*** Available data ***
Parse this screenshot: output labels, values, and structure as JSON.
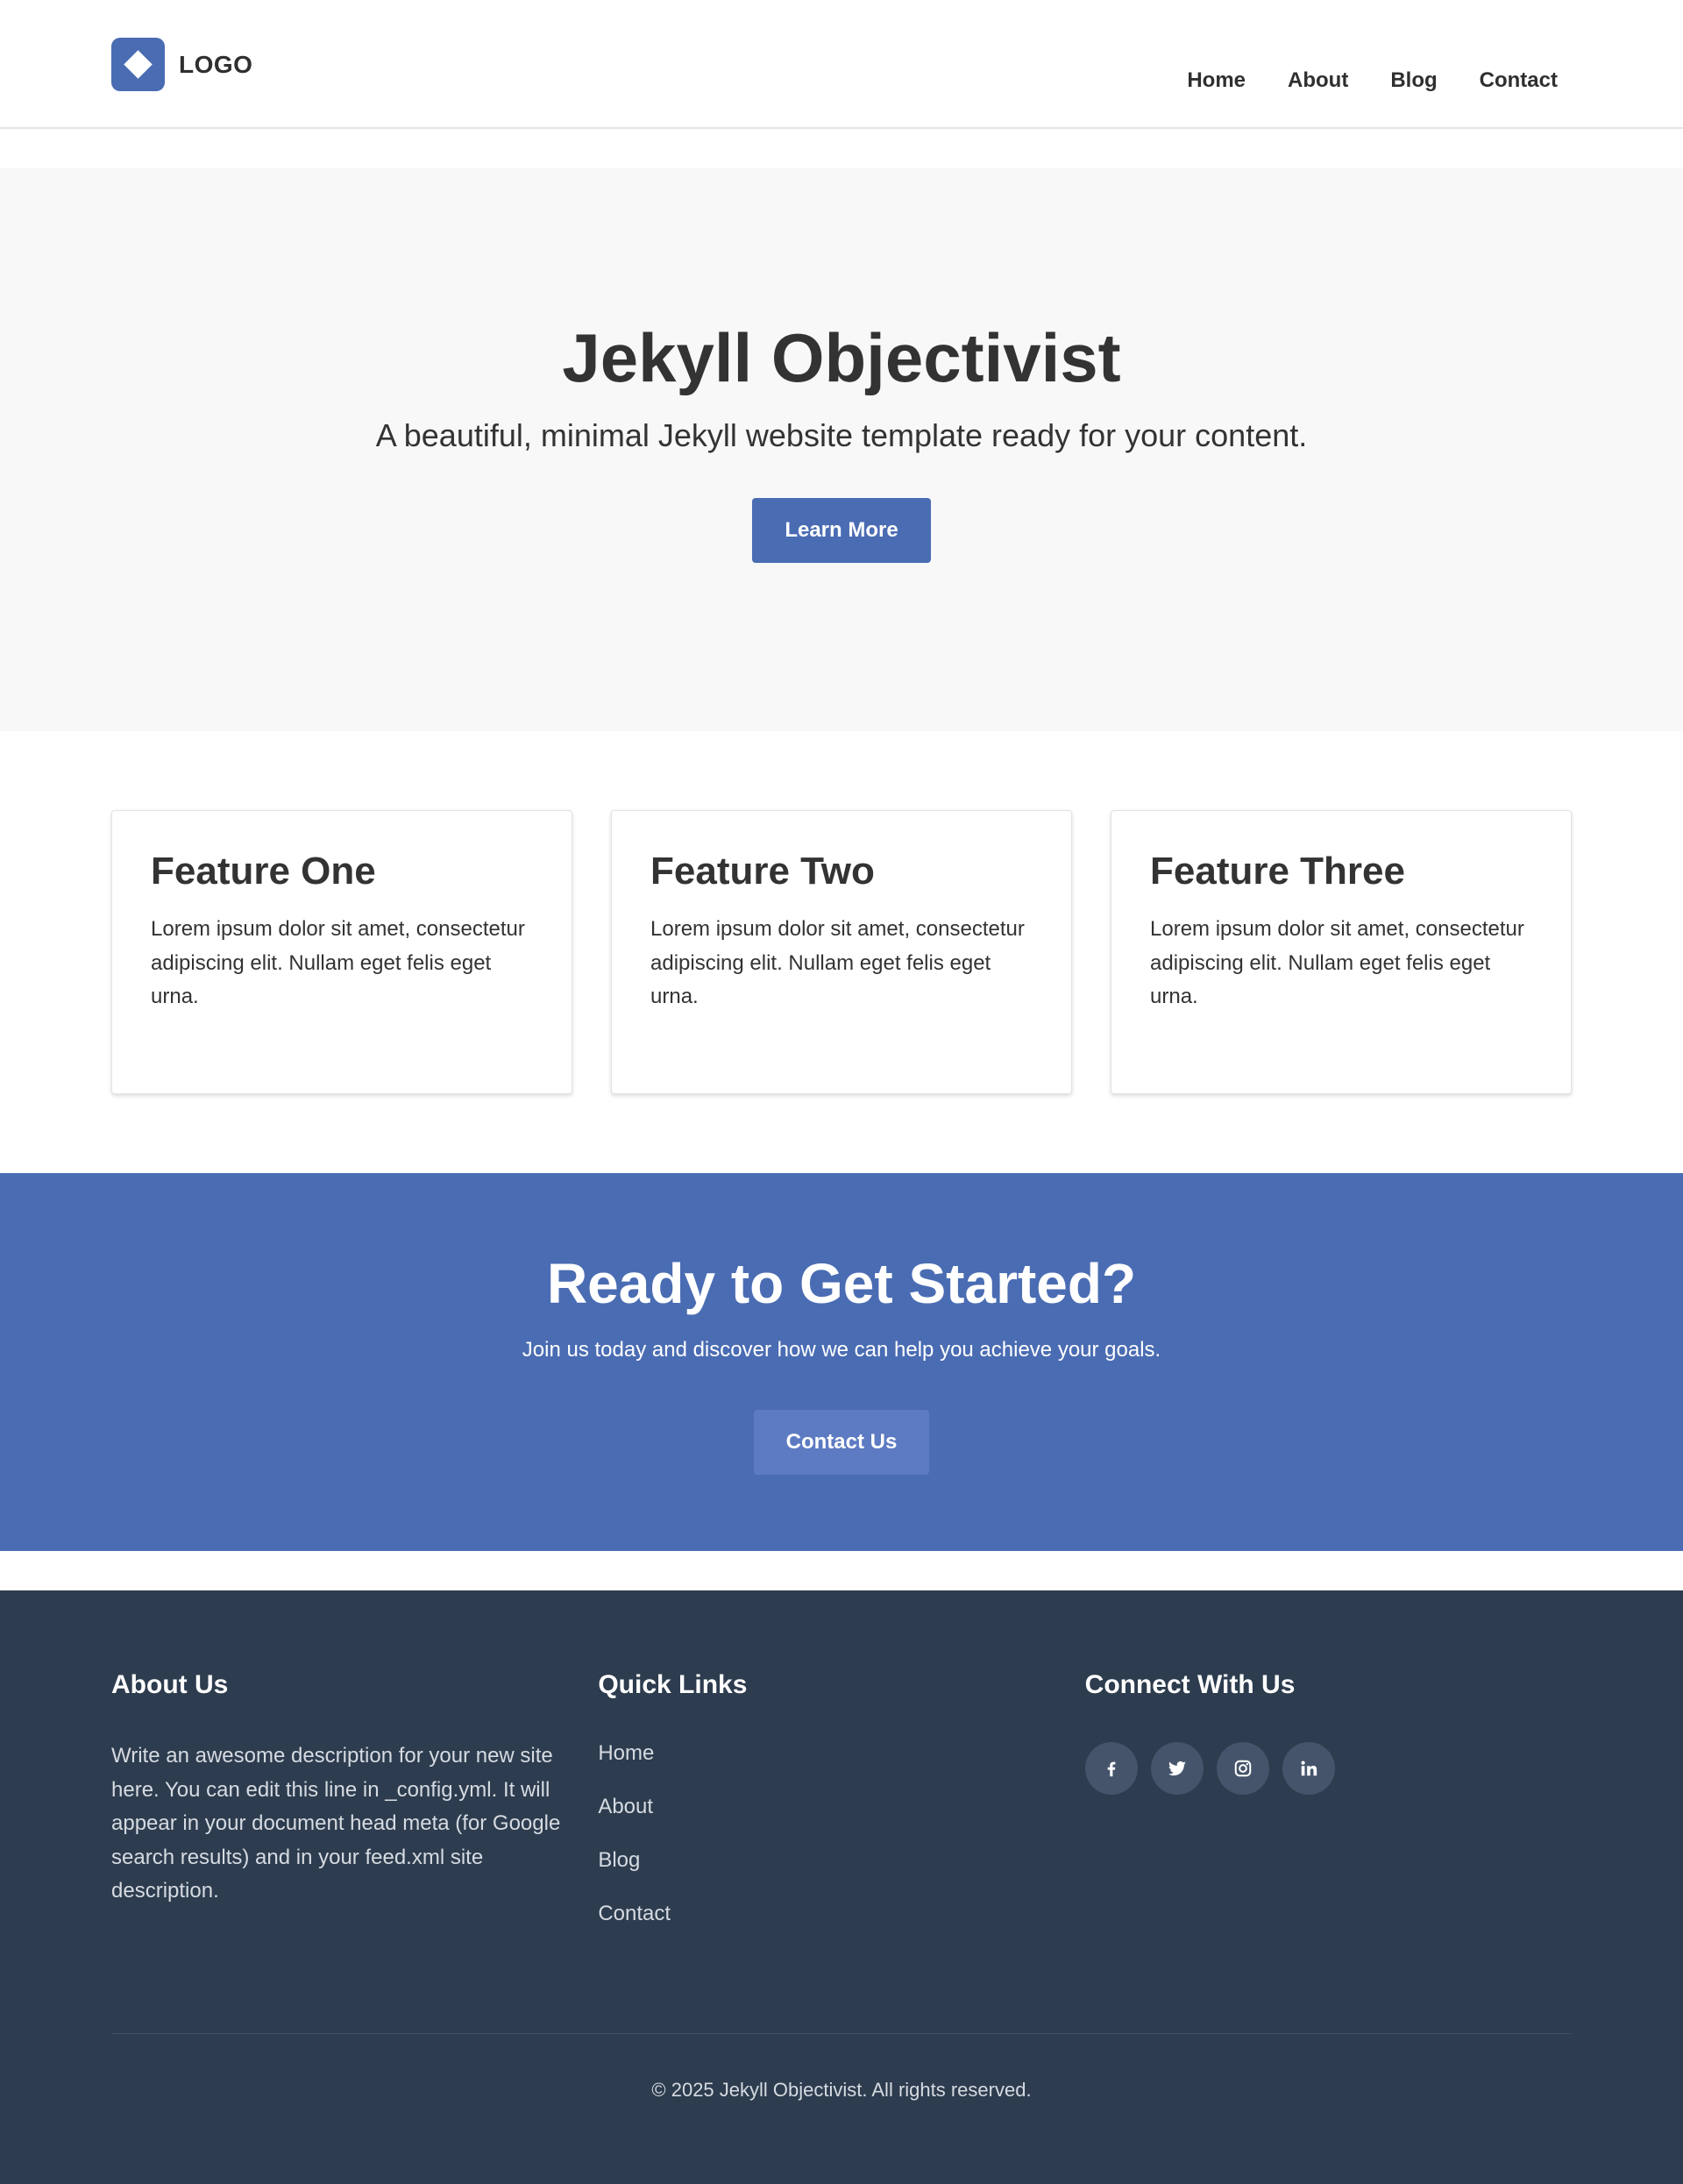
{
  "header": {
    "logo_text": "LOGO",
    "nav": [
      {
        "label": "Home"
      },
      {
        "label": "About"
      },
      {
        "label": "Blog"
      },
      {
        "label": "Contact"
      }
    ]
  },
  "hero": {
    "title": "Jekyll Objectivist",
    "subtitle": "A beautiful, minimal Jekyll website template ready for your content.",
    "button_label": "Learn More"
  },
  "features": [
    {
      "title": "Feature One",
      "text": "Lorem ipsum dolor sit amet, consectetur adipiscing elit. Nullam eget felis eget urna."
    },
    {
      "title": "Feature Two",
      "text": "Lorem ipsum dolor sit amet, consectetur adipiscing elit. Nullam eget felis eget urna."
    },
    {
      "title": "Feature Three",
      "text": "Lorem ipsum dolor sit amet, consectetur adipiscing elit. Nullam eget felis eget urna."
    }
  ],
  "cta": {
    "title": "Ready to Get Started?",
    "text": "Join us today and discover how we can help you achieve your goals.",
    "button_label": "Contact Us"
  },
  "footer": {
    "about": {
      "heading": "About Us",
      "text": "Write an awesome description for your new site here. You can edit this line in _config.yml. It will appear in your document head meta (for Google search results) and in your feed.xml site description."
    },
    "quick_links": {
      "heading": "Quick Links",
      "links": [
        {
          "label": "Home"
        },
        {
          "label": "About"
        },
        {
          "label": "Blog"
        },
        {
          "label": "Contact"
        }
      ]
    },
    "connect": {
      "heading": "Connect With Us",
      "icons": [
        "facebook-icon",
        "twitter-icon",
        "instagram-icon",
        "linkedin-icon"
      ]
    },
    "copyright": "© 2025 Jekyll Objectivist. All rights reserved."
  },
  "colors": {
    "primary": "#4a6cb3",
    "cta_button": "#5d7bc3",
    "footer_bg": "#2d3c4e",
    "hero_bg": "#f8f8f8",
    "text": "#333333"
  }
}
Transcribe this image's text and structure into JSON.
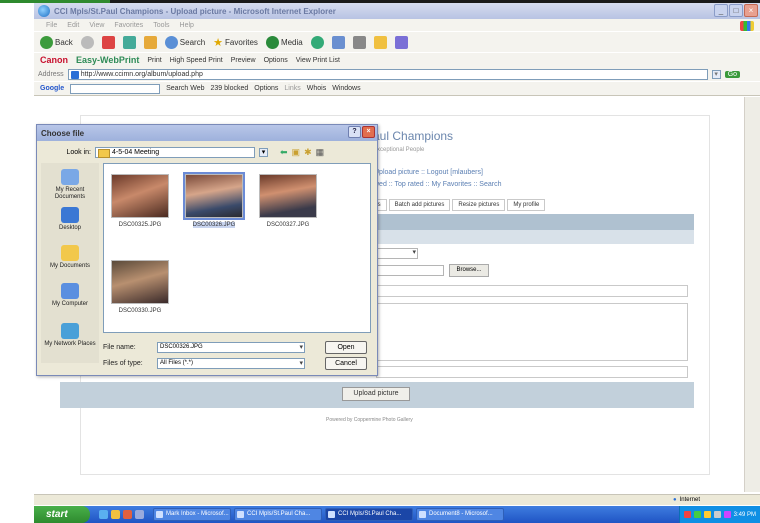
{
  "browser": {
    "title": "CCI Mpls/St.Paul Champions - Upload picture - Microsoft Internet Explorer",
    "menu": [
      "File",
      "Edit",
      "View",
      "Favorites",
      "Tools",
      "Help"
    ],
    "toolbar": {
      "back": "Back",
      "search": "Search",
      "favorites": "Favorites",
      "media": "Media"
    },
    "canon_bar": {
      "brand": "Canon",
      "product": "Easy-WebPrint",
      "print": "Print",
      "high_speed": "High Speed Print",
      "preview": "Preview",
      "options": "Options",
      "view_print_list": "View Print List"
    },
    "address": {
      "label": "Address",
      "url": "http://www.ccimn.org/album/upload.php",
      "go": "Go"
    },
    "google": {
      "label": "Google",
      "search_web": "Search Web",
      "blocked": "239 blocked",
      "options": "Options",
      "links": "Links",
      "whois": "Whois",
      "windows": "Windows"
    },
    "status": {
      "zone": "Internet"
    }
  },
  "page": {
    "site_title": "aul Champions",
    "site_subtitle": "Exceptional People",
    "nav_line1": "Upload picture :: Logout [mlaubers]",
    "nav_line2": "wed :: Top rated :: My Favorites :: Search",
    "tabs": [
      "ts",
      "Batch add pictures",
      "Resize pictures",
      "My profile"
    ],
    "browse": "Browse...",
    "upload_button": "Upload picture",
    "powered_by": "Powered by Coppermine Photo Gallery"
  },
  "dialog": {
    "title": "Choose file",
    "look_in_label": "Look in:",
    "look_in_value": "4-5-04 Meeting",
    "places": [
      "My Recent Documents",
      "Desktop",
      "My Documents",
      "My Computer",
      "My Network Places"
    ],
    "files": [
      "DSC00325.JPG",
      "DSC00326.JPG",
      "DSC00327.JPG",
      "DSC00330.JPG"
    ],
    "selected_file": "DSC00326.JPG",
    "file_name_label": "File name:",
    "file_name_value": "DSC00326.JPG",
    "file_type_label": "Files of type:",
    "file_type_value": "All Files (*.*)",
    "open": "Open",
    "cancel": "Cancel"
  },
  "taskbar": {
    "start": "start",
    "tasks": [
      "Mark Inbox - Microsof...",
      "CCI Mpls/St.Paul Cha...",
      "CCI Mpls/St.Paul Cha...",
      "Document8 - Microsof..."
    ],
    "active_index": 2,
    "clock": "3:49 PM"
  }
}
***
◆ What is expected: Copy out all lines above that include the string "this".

◆ Problem solution:
Parse this screenshot: output labels, values, and structure as JSON.
      "text": "Write an awesome description for your new site here. You can edit this line in _config.yml. It will appear in your document head meta (for Google search results) and in your feed.xml site description."
Transcribe this image's text and structure into JSON.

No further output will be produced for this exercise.